If you have questions about your pet’s health, give us a call at (260) 637-7676.  We are here because we want to help keep your pet healthy and foster the bond your family has with your pet.

By: Dr. Ashley Dawes

Patient Spotlight – Ruby The Guide Dog

Ruby is a Labrador Retriever used as a guide dog. Here she poses sitting in the grass.

Ruby is a 7-year-old black Labrador Retriever that has been trained from an early age to assist her owner that is visually impaired.  She was trained to be a guide dog in a program based out of Michigan called Leader Dogs for the Blind. This program not only trains guide dogs but also matches clients with a dog that best fits their lifestyle, travel pace, physical size, stamina, and other considerations.

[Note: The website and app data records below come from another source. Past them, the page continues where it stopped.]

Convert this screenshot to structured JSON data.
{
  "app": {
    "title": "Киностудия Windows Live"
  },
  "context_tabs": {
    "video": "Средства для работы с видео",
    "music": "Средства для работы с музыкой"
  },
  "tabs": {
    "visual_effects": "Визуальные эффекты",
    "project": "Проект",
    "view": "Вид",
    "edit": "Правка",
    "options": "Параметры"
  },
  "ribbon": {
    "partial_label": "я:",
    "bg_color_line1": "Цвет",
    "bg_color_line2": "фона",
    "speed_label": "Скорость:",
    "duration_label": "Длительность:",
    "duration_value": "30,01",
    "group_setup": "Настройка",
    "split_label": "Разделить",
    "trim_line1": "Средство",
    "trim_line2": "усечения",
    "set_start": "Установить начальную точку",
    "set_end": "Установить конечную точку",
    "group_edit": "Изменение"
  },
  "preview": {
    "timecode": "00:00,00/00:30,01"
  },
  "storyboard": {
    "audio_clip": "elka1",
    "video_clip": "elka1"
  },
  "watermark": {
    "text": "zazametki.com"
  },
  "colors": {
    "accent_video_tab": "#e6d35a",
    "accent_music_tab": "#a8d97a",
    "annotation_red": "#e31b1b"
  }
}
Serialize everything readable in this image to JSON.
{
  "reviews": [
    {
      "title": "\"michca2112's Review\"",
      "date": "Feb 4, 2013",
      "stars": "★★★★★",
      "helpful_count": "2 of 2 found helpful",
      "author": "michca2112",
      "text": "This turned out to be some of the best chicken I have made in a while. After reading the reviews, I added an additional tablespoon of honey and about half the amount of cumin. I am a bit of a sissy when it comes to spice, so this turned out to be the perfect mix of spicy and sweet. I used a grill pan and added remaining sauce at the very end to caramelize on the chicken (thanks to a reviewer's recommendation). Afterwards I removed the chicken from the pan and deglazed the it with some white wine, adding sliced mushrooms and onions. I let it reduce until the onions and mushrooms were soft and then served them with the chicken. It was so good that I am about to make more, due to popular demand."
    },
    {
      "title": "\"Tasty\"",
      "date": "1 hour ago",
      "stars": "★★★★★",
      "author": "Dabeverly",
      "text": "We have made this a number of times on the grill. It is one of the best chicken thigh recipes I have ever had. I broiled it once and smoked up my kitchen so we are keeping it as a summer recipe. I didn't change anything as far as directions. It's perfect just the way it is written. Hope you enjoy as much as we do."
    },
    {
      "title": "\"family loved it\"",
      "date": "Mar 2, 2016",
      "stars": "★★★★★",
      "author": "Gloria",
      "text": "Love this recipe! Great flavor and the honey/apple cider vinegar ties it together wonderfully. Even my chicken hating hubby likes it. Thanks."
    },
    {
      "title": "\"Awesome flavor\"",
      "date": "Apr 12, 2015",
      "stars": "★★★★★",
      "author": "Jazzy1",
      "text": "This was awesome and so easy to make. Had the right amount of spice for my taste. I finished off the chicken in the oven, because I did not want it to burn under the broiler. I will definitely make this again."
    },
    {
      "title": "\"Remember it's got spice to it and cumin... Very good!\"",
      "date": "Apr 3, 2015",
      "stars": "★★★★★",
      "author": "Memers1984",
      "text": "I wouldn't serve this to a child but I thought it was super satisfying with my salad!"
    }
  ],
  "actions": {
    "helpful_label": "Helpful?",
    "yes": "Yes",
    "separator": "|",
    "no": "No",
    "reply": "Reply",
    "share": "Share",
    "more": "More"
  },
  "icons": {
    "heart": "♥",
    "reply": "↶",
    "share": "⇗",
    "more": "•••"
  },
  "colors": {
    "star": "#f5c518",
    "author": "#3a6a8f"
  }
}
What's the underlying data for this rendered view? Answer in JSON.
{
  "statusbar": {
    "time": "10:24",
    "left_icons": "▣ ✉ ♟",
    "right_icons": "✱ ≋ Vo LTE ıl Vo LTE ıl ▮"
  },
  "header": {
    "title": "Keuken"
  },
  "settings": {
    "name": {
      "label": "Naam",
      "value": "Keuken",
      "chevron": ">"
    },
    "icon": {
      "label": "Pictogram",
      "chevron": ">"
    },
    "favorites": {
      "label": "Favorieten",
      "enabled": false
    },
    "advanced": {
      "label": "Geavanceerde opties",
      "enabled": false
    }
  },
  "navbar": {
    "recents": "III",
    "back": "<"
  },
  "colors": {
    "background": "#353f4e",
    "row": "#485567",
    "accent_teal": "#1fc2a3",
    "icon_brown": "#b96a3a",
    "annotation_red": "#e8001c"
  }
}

Ruby passed guide dog training with flying colors and has been helping her owner on a day to day basis ever since.

During the first year of training, guide dogs grow up in homes with volunteers of the organization where they are taught basic obedience and are exposed to the world. Guide dogs are then coached through four months of formal harness training with a professional guide dog mobility instructor. It is during these four months that they learn guide dog skills, such as stopping at curbs, avoiding obstacles, and finding doors. For example, Ruby was trained to stop at a street curb and wait for her handler to give the command to go forward. Ruby looks for approaching traffic and decides whether or not it is truly safe to cross the street. In this and numerous other ways guide dogs are able to assist their handlers throughout their day.

Ruby is in semi-retirement according to her handler; however, she still stays by her side each and every day. Ruby goes to work with her owner at an organization that was designed to help individuals with disabilities and mental illness so that they may live as independently as possible. Ruby may be at work but she is well known throughout the office and is quick to greet everyone each morning or even console workers if they are having a tough day. Ruby is a happy-go-lucky girl that is eager to please and ready for any task at hand.

At Dupont Veterinary Clinic we value the human-animal bond that enriches so many lives every day. We are proud of Ruby and guide dogs like her for the wonderful service that they provide for their handlers and we hope you feel the same!

Labrador Retriever guide dog relaxing on floor at Dupont Vet Clinic